Please copy the material under this line exactly, keeping every line.

○ ○ ○ ○ ○

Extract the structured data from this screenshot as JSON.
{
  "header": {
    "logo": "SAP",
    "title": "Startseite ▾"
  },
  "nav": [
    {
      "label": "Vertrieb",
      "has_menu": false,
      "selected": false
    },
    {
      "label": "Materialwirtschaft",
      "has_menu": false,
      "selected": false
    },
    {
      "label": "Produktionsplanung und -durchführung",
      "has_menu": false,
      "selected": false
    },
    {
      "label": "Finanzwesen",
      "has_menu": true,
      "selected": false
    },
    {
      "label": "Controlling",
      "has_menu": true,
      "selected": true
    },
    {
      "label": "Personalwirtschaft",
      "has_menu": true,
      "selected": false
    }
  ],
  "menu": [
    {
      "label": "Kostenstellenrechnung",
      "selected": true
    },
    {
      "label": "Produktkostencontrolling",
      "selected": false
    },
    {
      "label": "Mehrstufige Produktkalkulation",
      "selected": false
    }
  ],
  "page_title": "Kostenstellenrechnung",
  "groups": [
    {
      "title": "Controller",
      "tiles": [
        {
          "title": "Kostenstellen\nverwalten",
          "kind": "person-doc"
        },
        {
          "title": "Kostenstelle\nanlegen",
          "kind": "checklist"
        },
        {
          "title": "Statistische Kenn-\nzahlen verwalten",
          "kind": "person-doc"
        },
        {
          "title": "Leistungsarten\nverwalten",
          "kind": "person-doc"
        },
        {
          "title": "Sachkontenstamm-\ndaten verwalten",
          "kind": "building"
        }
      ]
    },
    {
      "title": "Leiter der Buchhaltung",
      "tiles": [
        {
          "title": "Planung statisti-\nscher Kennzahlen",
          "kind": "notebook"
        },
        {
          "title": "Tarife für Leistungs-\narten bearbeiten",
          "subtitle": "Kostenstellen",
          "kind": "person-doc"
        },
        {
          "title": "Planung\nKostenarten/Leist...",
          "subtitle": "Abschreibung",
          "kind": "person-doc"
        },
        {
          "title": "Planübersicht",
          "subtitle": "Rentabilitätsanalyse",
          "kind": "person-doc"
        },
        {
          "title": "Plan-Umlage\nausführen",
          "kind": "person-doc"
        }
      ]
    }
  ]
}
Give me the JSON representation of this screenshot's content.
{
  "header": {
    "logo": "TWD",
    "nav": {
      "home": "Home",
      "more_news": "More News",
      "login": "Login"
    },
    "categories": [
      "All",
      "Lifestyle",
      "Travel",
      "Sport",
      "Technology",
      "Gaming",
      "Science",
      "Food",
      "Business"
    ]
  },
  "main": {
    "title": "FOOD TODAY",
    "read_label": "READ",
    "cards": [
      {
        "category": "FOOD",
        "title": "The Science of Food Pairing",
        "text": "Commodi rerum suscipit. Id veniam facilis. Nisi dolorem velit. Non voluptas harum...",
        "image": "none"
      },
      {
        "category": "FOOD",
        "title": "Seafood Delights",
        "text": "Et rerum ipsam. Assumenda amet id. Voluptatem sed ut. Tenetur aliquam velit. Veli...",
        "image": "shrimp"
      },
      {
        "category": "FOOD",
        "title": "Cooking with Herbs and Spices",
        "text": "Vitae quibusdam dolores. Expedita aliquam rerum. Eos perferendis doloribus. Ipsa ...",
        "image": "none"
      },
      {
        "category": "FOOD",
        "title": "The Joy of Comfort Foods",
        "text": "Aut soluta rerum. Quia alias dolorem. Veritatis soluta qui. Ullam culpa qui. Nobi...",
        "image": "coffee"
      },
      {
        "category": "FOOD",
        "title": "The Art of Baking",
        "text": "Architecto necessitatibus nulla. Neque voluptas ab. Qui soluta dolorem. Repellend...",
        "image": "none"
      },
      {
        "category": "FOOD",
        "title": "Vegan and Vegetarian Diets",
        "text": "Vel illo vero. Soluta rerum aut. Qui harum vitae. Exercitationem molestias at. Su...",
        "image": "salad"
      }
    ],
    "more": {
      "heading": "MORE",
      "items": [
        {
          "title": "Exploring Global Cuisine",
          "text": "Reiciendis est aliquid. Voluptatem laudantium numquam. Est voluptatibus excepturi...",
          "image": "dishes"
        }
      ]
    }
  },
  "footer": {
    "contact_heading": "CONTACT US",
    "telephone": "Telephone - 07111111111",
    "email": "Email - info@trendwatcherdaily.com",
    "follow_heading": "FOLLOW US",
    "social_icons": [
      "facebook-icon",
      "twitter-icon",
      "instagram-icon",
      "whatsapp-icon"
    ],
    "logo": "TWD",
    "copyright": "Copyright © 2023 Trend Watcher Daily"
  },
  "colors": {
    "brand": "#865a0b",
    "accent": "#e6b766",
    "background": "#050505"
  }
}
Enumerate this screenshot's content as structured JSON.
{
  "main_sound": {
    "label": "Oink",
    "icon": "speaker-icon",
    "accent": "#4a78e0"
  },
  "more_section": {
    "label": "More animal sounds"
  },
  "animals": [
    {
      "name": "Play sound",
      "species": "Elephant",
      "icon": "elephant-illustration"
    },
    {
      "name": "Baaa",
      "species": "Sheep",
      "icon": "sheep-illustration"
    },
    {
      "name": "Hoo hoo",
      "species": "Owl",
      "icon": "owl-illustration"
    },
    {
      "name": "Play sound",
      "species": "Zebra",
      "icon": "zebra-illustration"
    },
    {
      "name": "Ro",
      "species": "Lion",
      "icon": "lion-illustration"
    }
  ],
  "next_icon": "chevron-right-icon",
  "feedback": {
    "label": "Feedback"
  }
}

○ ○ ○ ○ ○

__ANSWER TO THIS PROBLEM__
Extract the structured data from this screenshot as JSON.
{
  "header": {
    "logo": "SAP",
    "title": "Startseite ▾"
  },
  "nav": [
    {
      "label": "Vertrieb",
      "has_menu": false,
      "selected": false
    },
    {
      "label": "Materialwirtschaft",
      "has_menu": false,
      "selected": false
    },
    {
      "label": "Produktionsplanung und -durchführung",
      "has_menu": false,
      "selected": false
    },
    {
      "label": "Finanzwesen",
      "has_menu": true,
      "selected": false
    },
    {
      "label": "Controlling",
      "has_menu": true,
      "selected": true
    },
    {
      "label": "Personalwirtschaft",
      "has_menu": true,
      "selected": false
    }
  ],
  "menu": [
    {
      "label": "Kostenstellenrechnung",
      "selected": true
    },
    {
      "label": "Produktkostencontrolling",
      "selected": false
    },
    {
      "label": "Mehrstufige Produktkalkulation",
      "selected": false
    }
  ],
  "page_title": "Kostenstellenrechnung",
  "groups": [
    {
      "title": "Controller",
      "tiles": [
        {
          "title": "Kostenstellen\nverwalten",
          "kind": "person-doc"
        },
        {
          "title": "Kostenstelle\nanlegen",
          "kind": "checklist"
        },
        {
          "title": "Statistische Kenn-\nzahlen verwalten",
          "kind": "person-doc"
        },
        {
          "title": "Leistungsarten\nverwalten",
          "kind": "person-doc"
        },
        {
          "title": "Sachkontenstamm-\ndaten verwalten",
          "kind": "building"
        }
      ]
    },
    {
      "title": "Leiter der Buchhaltung",
      "tiles": [
        {
          "title": "Planung statisti-\nscher Kennzahlen",
          "kind": "notebook"
        },
        {
          "title": "Tarife für Leistungs-\narten bearbeiten",
          "subtitle": "Kostenstellen",
          "kind": "person-doc"
        },
        {
          "title": "Planung\nKostenarten/Leist...",
          "subtitle": "Abschreibung",
          "kind": "person-doc"
        },
        {
          "title": "Planübersicht",
          "subtitle": "Rentabilitätsanalyse",
          "kind": "person-doc"
        },
        {
          "title": "Plan-Umlage\nausführen",
          "kind": "person-doc"
        }
      ]
    }
  ]
}
Give me the JSON representation of this screenshot's content.
{
  "header": {
    "logo": "TWD",
    "nav": {
      "home": "Home",
      "more_news": "More News",
      "login": "Login"
    },
    "categories": [
      "All",
      "Lifestyle",
      "Travel",
      "Sport",
      "Technology",
      "Gaming",
      "Science",
      "Food",
      "Business"
    ]
  },
  "main": {
    "title": "FOOD TODAY",
    "read_label": "READ",
    "cards": [
      {
        "category": "FOOD",
        "title": "The Science of Food Pairing",
        "text": "Commodi rerum suscipit. Id veniam facilis. Nisi dolorem velit. Non voluptas harum...",
        "image": "none"
      },
      {
        "category": "FOOD",
        "title": "Seafood Delights",
        "text": "Et rerum ipsam. Assumenda amet id. Voluptatem sed ut. Tenetur aliquam velit. Veli...",
        "image": "shrimp"
      },
      {
        "category": "FOOD",
        "title": "Cooking with Herbs and Spices",
        "text": "Vitae quibusdam dolores. Expedita aliquam rerum. Eos perferendis doloribus. Ipsa ...",
        "image": "none"
      },
      {
        "category": "FOOD",
        "title": "The Joy of Comfort Foods",
        "text": "Aut soluta rerum. Quia alias dolorem. Veritatis soluta qui. Ullam culpa qui. Nobi...",
        "image": "coffee"
      },
      {
        "category": "FOOD",
        "title": "The Art of Baking",
        "text": "Architecto necessitatibus nulla. Neque voluptas ab. Qui soluta dolorem. Repellend...",
        "image": "none"
      },
      {
        "category": "FOOD",
        "title": "Vegan and Vegetarian Diets",
        "text": "Vel illo vero. Soluta rerum aut. Qui harum vitae. Exercitationem molestias at. Su...",
        "image": "salad"
      }
    ],
    "more": {
      "heading": "MORE",
      "items": [
        {
          "title": "Exploring Global Cuisine",
          "text": "Reiciendis est aliquid. Voluptatem laudantium numquam. Est voluptatibus excepturi...",
          "image": "dishes"
        }
      ]
    }
  },
  "footer": {
    "contact_heading": "CONTACT US",
    "telephone": "Telephone - 07111111111",
    "email": "Email - info@trendwatcherdaily.com",
    "follow_heading": "FOLLOW US",
    "social_icons": [
      "facebook-icon",
      "twitter-icon",
      "instagram-icon",
      "whatsapp-icon"
    ],
    "logo": "TWD",
    "copyright": "Copyright © 2023 Trend Watcher Daily"
  },
  "colors": {
    "brand": "#865a0b",
    "accent": "#e6b766",
    "background": "#050505"
  }
}
Enumerate this screenshot's content as structured JSON.
{
  "main_sound": {
    "label": "Oink",
    "icon": "speaker-icon",
    "accent": "#4a78e0"
  },
  "more_section": {
    "label": "More animal sounds"
  },
  "animals": [
    {
      "name": "Play sound",
      "species": "Elephant",
      "icon": "elephant-illustration"
    },
    {
      "name": "Baaa",
      "species": "Sheep",
      "icon": "sheep-illustration"
    },
    {
      "name": "Hoo hoo",
      "species": "Owl",
      "icon": "owl-illustration"
    },
    {
      "name": "Play sound",
      "species": "Zebra",
      "icon": "zebra-illustration"
    },
    {
      "name": "Ro",
      "species": "Lion",
      "icon": "lion-illustration"
    }
  ],
  "next_icon": "chevron-right-icon",
  "feedback": {
    "label": "Feedback"
  }
}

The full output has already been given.